[EXERCISE DATA — start]

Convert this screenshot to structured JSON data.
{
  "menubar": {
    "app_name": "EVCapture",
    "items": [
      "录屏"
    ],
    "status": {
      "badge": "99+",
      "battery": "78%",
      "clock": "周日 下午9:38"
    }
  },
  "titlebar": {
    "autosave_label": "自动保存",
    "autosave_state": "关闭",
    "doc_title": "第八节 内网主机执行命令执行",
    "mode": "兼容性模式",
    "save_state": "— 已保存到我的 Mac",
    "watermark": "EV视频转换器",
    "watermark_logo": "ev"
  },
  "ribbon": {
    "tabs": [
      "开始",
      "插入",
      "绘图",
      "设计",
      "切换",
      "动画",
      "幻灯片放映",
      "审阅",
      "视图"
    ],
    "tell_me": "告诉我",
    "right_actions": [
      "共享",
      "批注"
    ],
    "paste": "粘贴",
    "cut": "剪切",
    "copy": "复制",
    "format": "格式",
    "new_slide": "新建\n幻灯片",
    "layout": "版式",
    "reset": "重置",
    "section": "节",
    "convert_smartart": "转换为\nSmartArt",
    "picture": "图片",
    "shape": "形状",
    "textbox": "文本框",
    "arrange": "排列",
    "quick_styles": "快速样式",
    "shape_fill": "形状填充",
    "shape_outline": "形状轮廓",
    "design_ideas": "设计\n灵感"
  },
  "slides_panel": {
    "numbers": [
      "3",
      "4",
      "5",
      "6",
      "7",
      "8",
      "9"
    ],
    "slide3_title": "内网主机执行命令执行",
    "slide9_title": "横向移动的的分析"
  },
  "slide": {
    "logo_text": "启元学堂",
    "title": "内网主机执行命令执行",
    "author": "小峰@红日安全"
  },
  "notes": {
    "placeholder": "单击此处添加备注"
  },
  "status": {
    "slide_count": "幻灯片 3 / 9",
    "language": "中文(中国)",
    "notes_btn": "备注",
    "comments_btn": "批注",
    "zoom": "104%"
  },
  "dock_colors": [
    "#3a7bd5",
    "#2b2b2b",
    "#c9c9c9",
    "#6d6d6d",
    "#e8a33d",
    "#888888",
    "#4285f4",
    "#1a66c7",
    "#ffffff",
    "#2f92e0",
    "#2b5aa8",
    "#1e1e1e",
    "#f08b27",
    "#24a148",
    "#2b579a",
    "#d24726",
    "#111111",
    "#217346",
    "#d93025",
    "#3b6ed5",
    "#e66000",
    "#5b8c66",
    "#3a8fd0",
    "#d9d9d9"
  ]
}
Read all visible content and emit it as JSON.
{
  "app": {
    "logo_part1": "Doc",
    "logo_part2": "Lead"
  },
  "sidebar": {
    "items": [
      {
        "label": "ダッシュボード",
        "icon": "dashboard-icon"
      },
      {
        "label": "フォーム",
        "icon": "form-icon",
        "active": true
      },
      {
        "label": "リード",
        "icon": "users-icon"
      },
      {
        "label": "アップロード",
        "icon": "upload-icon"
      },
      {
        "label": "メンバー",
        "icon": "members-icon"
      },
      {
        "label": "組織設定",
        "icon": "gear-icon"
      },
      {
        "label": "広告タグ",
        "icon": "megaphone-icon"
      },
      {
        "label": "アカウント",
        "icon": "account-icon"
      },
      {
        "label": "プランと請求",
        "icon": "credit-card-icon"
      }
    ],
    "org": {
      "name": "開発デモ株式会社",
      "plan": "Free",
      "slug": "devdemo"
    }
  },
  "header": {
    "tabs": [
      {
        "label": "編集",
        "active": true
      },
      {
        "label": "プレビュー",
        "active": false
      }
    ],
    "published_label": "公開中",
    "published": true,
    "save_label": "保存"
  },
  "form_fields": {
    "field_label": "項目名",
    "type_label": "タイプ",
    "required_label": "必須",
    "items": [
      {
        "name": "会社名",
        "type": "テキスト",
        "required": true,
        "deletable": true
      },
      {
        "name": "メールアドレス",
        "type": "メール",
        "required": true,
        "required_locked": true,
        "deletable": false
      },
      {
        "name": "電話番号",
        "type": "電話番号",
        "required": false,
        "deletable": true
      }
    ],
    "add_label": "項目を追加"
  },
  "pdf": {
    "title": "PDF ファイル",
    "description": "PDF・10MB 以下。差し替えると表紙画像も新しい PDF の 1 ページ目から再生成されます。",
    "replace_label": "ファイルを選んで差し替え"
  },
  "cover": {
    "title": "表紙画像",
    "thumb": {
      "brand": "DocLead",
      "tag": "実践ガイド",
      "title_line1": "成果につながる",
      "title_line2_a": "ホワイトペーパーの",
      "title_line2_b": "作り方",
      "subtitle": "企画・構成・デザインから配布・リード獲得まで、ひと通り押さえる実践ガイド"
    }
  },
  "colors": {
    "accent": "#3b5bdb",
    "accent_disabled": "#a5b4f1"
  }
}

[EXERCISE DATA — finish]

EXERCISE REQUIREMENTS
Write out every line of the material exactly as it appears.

ANSWER FOR THE TASK
Convert this screenshot to structured JSON data.
{
  "menubar": {
    "app_name": "EVCapture",
    "items": [
      "录屏"
    ],
    "status": {
      "badge": "99+",
      "battery": "78%",
      "clock": "周日 下午9:38"
    }
  },
  "titlebar": {
    "autosave_label": "自动保存",
    "autosave_state": "关闭",
    "doc_title": "第八节 内网主机执行命令执行",
    "mode": "兼容性模式",
    "save_state": "— 已保存到我的 Mac",
    "watermark": "EV视频转换器",
    "watermark_logo": "ev"
  },
  "ribbon": {
    "tabs": [
      "开始",
      "插入",
      "绘图",
      "设计",
      "切换",
      "动画",
      "幻灯片放映",
      "审阅",
      "视图"
    ],
    "tell_me": "告诉我",
    "right_actions": [
      "共享",
      "批注"
    ],
    "paste": "粘贴",
    "cut": "剪切",
    "copy": "复制",
    "format": "格式",
    "new_slide": "新建\n幻灯片",
    "layout": "版式",
    "reset": "重置",
    "section": "节",
    "convert_smartart": "转换为\nSmartArt",
    "picture": "图片",
    "shape": "形状",
    "textbox": "文本框",
    "arrange": "排列",
    "quick_styles": "快速样式",
    "shape_fill": "形状填充",
    "shape_outline": "形状轮廓",
    "design_ideas": "设计\n灵感"
  },
  "slides_panel": {
    "numbers": [
      "3",
      "4",
      "5",
      "6",
      "7",
      "8",
      "9"
    ],
    "slide3_title": "内网主机执行命令执行",
    "slide9_title": "横向移动的的分析"
  },
  "slide": {
    "logo_text": "启元学堂",
    "title": "内网主机执行命令执行",
    "author": "小峰@红日安全"
  },
  "notes": {
    "placeholder": "单击此处添加备注"
  },
  "status": {
    "slide_count": "幻灯片 3 / 9",
    "language": "中文(中国)",
    "notes_btn": "备注",
    "comments_btn": "批注",
    "zoom": "104%"
  },
  "dock_colors": [
    "#3a7bd5",
    "#2b2b2b",
    "#c9c9c9",
    "#6d6d6d",
    "#e8a33d",
    "#888888",
    "#4285f4",
    "#1a66c7",
    "#ffffff",
    "#2f92e0",
    "#2b5aa8",
    "#1e1e1e",
    "#f08b27",
    "#24a148",
    "#2b579a",
    "#d24726",
    "#111111",
    "#217346",
    "#d93025",
    "#3b6ed5",
    "#e66000",
    "#5b8c66",
    "#3a8fd0",
    "#d9d9d9"
  ]
}
Read all visible content and emit it as JSON.
{
  "app": {
    "logo_part1": "Doc",
    "logo_part2": "Lead"
  },
  "sidebar": {
    "items": [
      {
        "label": "ダッシュボード",
        "icon": "dashboard-icon"
      },
      {
        "label": "フォーム",
        "icon": "form-icon",
        "active": true
      },
      {
        "label": "リード",
        "icon": "users-icon"
      },
      {
        "label": "アップロード",
        "icon": "upload-icon"
      },
      {
        "label": "メンバー",
        "icon": "members-icon"
      },
      {
        "label": "組織設定",
        "icon": "gear-icon"
      },
      {
        "label": "広告タグ",
        "icon": "megaphone-icon"
      },
      {
        "label": "アカウント",
        "icon": "account-icon"
      },
      {
        "label": "プランと請求",
        "icon": "credit-card-icon"
      }
    ],
    "org": {
      "name": "開発デモ株式会社",
      "plan": "Free",
      "slug": "devdemo"
    }
  },
  "header": {
    "tabs": [
      {
        "label": "編集",
        "active": true
      },
      {
        "label": "プレビュー",
        "active": false
      }
    ],
    "published_label": "公開中",
    "published": true,
    "save_label": "保存"
  },
  "form_fields": {
    "field_label": "項目名",
    "type_label": "タイプ",
    "required_label": "必須",
    "items": [
      {
        "name": "会社名",
        "type": "テキスト",
        "required": true,
        "deletable": true
      },
      {
        "name": "メールアドレス",
        "type": "メール",
        "required": true,
        "required_locked": true,
        "deletable": false
      },
      {
        "name": "電話番号",
        "type": "電話番号",
        "required": false,
        "deletable": true
      }
    ],
    "add_label": "項目を追加"
  },
  "pdf": {
    "title": "PDF ファイル",
    "description": "PDF・10MB 以下。差し替えると表紙画像も新しい PDF の 1 ページ目から再生成されます。",
    "replace_label": "ファイルを選んで差し替え"
  },
  "cover": {
    "title": "表紙画像",
    "thumb": {
      "brand": "DocLead",
      "tag": "実践ガイド",
      "title_line1": "成果につながる",
      "title_line2_a": "ホワイトペーパーの",
      "title_line2_b": "作り方",
      "subtitle": "企画・構成・デザインから配布・リード獲得まで、ひと通り押さえる実践ガイド"
    }
  },
  "colors": {
    "accent": "#3b5bdb",
    "accent_disabled": "#a5b4f1"
  }
}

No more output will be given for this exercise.